It was not long before CBD stores started popping up everywhere, and now these stores sell a variety of hemp derived cannabinoids with new ones all the time. The vagueness of the Farm Bill has allowed for the study and release of other cannabinoids, including CBN, CBG, and Delta 8 THC. We are very aware of how confusing this is for consumers, retailers, and everyone in between, so we tried to break down the basics of the most popular cannabinoids for you.
The second most prevalent of the active compounds in cannabis. If you are reading this, there is a good chance you have already taken it or are curious. We are a little biased here, but we think it is a wonderful product that has helped a lot of people.
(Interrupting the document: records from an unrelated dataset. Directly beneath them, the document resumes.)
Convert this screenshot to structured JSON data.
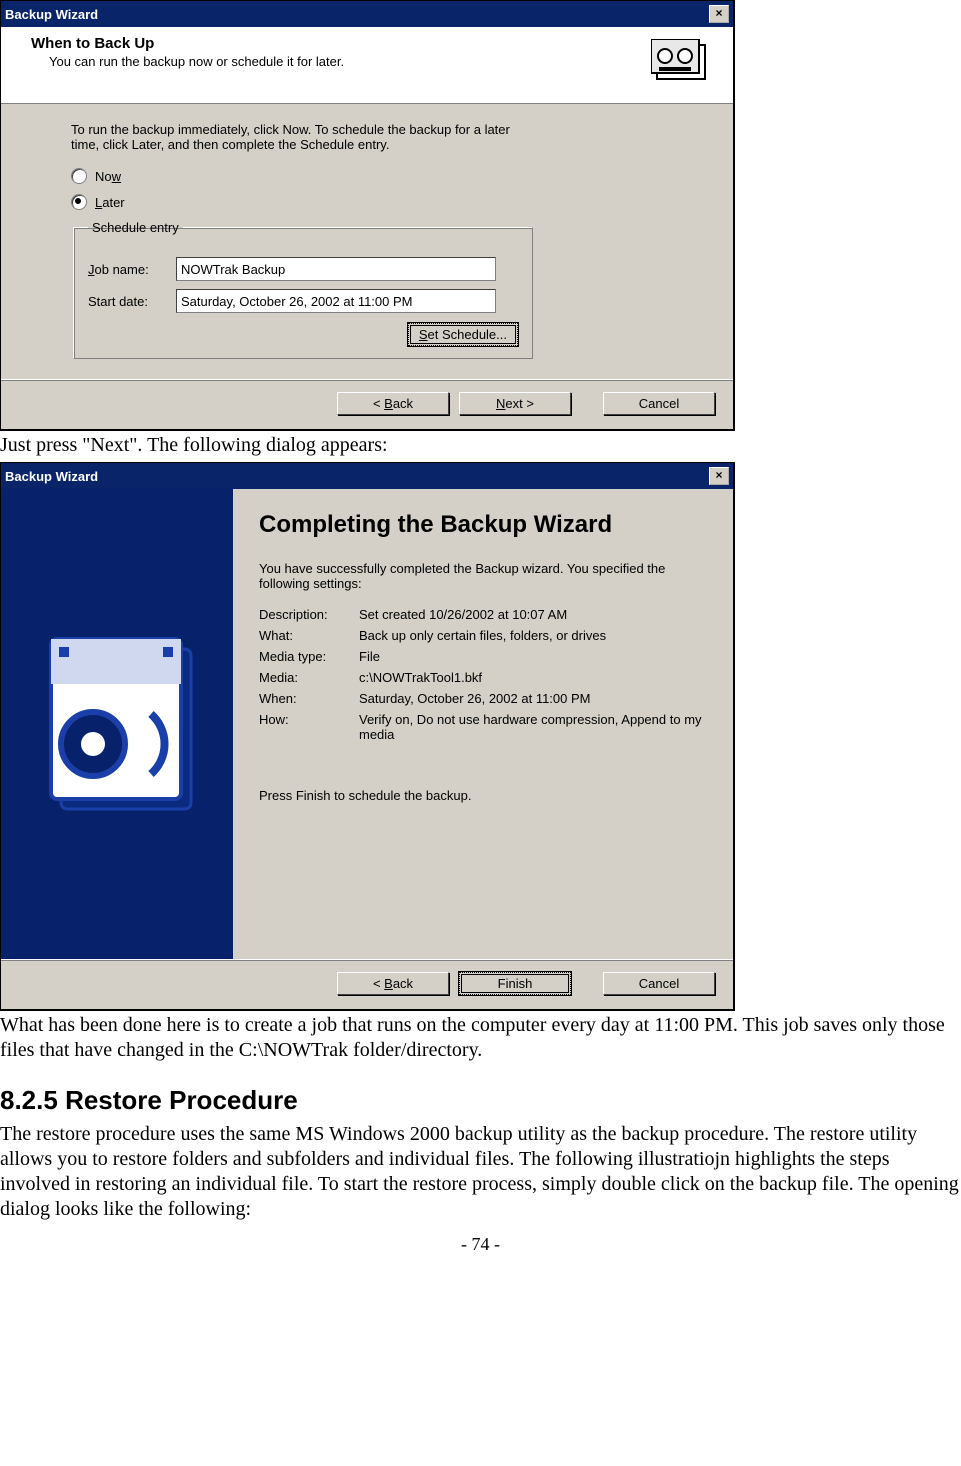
{
  "dialog1": {
    "title": "Backup Wizard",
    "close": "×",
    "headerTitle": "When to Back Up",
    "headerSub": "You can run the backup now or schedule it for later.",
    "instructions": "To run the backup immediately, click Now. To schedule the backup for a later time, click Later, and then complete the Schedule entry.",
    "radioNow": "Now",
    "radioLater": "Later",
    "scheduleLegend": "Schedule entry",
    "jobNameLabel": "Job name:",
    "jobNameValue": "NOWTrak Backup",
    "startDateLabel": "Start date:",
    "startDateValue": "Saturday, October 26, 2002 at 11:00 PM",
    "setSchedule": "Set Schedule...",
    "back": "< Back",
    "next": "Next >",
    "cancel": "Cancel"
  },
  "docText1": "Just press \"Next\".  The following dialog appears:",
  "dialog2": {
    "title": "Backup Wizard",
    "close": "×",
    "completeTitle": "Completing the Backup Wizard",
    "line1": "You have successfully completed the Backup wizard. You specified the following settings:",
    "desc": {
      "k": "Description:",
      "v": "Set created 10/26/2002 at 10:07 AM"
    },
    "what": {
      "k": "What:",
      "v": "Back up only certain files, folders, or drives"
    },
    "mediaType": {
      "k": "Media type:",
      "v": "File"
    },
    "media": {
      "k": "Media:",
      "v": "c:\\NOWTrakTool1.bkf"
    },
    "when": {
      "k": "When:",
      "v": "Saturday, October 26, 2002 at 11:00 PM"
    },
    "how": {
      "k": "How:",
      "v": "Verify on, Do not use hardware compression, Append to my media"
    },
    "press": "Press Finish to schedule the backup.",
    "back": "< Back",
    "finish": "Finish",
    "cancel": "Cancel"
  },
  "docText2": "What has been done here is to create a job that runs on the computer every day at 11:00 PM.  This job saves only those files that have changed in the C:\\NOWTrak folder/directory.",
  "sectionNum": "8.2.5",
  "sectionTitle": "Restore Procedure",
  "docText3": "The restore procedure uses the same MS Windows 2000 backup utility as the backup procedure.  The restore utility allows you to restore folders and subfolders and individual files.  The following illustratiojn highlights the steps involved in restoring an individual file.  To start the restore process, simply double click on the backup file.  The opening dialog looks like the following:",
  "pageNum": "- 74 -"
}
CBD does not cause a high like THC does and contains many wellness benefits.
A compound that comes from aged or degraded THC, but unlike THC, it is only mildly psychoactive. Some say it is not psychoactive at all. Was the first cannabis compound to be isolated in 1896. CBN has calming properties, but its reputation as a sedative is questionable, as it is based on minimal scientific evidence.
Sometimes referred to as the mother of all cannabinoids because all the other cannabinoids come from cannabigerolic acid, an acidic form of CBG that is abundant early in the life of a cannabis plant. In the end, though, CBG makes up less than 1% of the mature cannabis plant, so it is considered a “minor” cannabinoid. CBG helps promote mood support and has our vote for the cannabinoid with the coolest name.
Delta 9 THC:
The cannabinoid that gets you high. The one your mom told you to stay away from. The one that is still illegal in 13ish states. According to Federal law, cannabinoid products legally must contain no more than 0.3% THC by dry weight. You may have heard of Delta 9 as marijuana, weed, pot, grass, green, reefer, Mary Jane, doobage, bud, herb, dank, skunk, nugs, schwag, hydro, etc.
Delta 8 THC:
Has been called marijuana-lite and diet-weed. When the 2018 US Farm Bill only directly listed Delta 9 THC, Delta 8 effectively became legal by omission. Lawmakers are aware of this oversight and therefore the future of Delta 8 is murky. (Remember to keep yourself informed) So, what’s the big deal? The issue is that like Delta 9 THC, 8 is a psychoactive compound that occurs naturally in the cannabis plant, and it produced a similar, though less intense, “high” sensation. Unlike Delta 9, it is only found in small traces, so it usually needs to be extracted and manufactured from CBD. Delta 8 products usually produce a less potent, but similar experience to Delta 9.
Delta 10 THC:
We swear we are not just making up random cannabinoids, Delta 10 actually exists. Like Delta 8, Delta 10 is only found in trace amounts in the cannabis plant, is less potent than Delta 9, and is generally extracted and manufactured from CBD. Whereas Delta 8 gives you more of a body buzz, 10 gives you a head high, though both are milder than the similar effects from Delta 9.
We hope this helps explain some things! By the way, we didn’t even get into THC-O, THCV, and other potential new versions. Just remember, if you ever need help selecting the right product for you, give us a call at 262-875-6886, send us an email at firstname.lastname@example.org, use our contact form, or stop in our Waukesha store at 402 Travis Lane in Waukesha, WI. As always, make sure you stay informed on the cannabis laws in your state.
Thanks for reading!